Perky Katy Perry finds sweet spot between rock and R&B
Perky Katy Perry gave fans at her sold-out KeyArena show Wednesday, July 20, her trademark blend of rock and R&B with a touch of sarcasm.
Special to The Seattle Times
Concert Review | During her sold-out concert Wednesday at KeyArena, Katy Perry brought a hunky guy from the crowd on stage for some theatrical flirting and cheek-kissing, drawing out the moment and making him blush.
It was a move from the world of contemporary R&B — with Perry playing the role of Usher, who did the same thing at KeyArena last year. Following the foreplay was Perry's thumping pop-rock hit "I Kissed a Girl" (2008), which peaked when she ran across the floor and slid like a baseball player underneath her guitarist's legs, while he wailed an electric solo overhead — a move from the '80s hair-metal handbook.

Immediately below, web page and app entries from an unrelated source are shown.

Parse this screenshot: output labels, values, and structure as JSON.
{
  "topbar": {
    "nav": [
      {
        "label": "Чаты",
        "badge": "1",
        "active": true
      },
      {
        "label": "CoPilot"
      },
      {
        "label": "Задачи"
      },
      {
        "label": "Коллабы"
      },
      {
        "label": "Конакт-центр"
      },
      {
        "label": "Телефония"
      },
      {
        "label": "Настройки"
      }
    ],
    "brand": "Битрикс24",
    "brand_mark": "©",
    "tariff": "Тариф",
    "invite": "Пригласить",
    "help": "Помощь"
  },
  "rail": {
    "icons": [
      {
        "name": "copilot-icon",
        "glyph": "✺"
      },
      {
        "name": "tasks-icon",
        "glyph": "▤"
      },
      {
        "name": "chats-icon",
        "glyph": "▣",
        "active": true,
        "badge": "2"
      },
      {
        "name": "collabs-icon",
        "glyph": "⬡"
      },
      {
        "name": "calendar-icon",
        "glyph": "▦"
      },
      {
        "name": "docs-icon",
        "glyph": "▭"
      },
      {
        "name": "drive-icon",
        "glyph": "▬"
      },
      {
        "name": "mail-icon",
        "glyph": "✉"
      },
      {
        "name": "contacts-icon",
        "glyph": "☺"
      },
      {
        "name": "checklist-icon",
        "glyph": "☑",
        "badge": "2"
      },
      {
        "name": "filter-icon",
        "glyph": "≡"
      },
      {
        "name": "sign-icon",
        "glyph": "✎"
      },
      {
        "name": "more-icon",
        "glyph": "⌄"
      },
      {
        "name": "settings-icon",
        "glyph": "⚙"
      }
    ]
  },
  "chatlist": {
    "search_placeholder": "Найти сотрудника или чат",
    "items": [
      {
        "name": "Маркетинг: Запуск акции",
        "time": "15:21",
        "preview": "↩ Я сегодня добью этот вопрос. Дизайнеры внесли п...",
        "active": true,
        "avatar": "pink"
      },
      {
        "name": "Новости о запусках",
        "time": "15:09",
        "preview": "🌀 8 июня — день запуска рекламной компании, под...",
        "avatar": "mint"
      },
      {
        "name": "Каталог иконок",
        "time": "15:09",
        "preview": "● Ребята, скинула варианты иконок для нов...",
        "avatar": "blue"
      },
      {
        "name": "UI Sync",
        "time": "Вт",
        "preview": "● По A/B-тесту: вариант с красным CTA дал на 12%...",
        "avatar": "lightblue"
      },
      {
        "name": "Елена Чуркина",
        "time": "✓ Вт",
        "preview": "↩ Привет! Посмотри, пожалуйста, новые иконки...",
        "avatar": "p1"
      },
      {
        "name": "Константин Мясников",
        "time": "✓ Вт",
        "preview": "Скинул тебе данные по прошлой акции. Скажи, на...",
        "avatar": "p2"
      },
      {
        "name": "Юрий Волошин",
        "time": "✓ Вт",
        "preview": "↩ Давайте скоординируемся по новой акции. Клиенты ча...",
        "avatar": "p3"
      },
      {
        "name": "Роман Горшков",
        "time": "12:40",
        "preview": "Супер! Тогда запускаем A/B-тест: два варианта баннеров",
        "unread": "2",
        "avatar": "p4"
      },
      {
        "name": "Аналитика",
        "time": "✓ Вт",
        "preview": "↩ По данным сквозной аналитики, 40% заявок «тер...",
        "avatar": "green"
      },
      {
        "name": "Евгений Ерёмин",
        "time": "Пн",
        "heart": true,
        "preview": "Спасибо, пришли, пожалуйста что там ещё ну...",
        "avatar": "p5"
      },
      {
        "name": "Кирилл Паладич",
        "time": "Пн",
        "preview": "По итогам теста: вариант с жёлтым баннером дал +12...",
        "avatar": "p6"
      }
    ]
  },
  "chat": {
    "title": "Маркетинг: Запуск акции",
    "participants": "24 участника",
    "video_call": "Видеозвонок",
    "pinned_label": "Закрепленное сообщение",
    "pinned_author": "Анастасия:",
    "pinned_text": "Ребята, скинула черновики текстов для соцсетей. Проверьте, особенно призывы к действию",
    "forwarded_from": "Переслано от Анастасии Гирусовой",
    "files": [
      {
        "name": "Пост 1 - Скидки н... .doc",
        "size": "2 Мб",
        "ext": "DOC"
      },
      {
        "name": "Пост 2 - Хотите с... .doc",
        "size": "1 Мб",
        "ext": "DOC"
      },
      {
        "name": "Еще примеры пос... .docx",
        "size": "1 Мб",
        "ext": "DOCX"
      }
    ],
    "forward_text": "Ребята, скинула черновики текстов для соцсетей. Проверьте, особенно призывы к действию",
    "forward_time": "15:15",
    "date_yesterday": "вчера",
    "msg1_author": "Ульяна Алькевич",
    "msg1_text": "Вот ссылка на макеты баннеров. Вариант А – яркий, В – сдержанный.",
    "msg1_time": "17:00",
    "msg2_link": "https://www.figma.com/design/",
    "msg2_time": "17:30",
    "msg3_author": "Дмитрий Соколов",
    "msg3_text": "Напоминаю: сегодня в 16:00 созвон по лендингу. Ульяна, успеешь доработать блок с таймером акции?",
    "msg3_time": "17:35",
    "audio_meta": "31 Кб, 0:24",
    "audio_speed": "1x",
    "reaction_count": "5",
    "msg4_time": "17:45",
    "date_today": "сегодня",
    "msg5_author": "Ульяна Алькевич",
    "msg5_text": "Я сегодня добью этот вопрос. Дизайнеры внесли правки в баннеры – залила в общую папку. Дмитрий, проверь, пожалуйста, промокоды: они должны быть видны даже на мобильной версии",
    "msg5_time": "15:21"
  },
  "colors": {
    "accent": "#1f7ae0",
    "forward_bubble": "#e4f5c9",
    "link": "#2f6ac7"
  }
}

Perry owned the moment like a rock star. In those moments, the crowd might have noticed the way Perry finds a slamming center between rock and R&B. But there probably wasn't that level of analysis going on. And really, it would have been a bummer if there had been. Most of the songs Perry performed were about male heterosexual fantasies played like female independence — depressing, when you think about it.
Nevertheless, Perry put on an entertaining show with a lot of energy. Fireworks exploded, platforms raised and lowered, and the speakers sounded great. Unlike fellow big-budget pop star Britney Spears a few weeks ago at the Tacoma Dome, Perry was alert and full of life, singing loudly and moving freely. She changed costumes more than a dozen times — though the first was the best, a white dress with pinwheels spinning on concealed motors.
She delivered everything with a sarcastic tone that seemed to suggest she was one step ahead of herself. She added jokey flavor to '90s hip-hop dance moves Jennifer Lopez used to do seriously and cartooned Rebecca Black's "Friday," a song famous on the Internet for how bad it is, into an epic acoustic guitar anthem.
Perry's fans — 80 percent female, with lots of kids, but mostly ladies in their 20s and 30s — love laughing with her. She's a greatest-hits parade from their two favorite genres, and makes sarcasm feel like wit.
The Morning Memo
The Morning Memo jump starts your day with weather, traffic and news
The Seattle Times Store
Shop The Seattle Times Store for books, videos, keepsake pages and other unique gifts
Autos news and research
Dive into history in Now & Then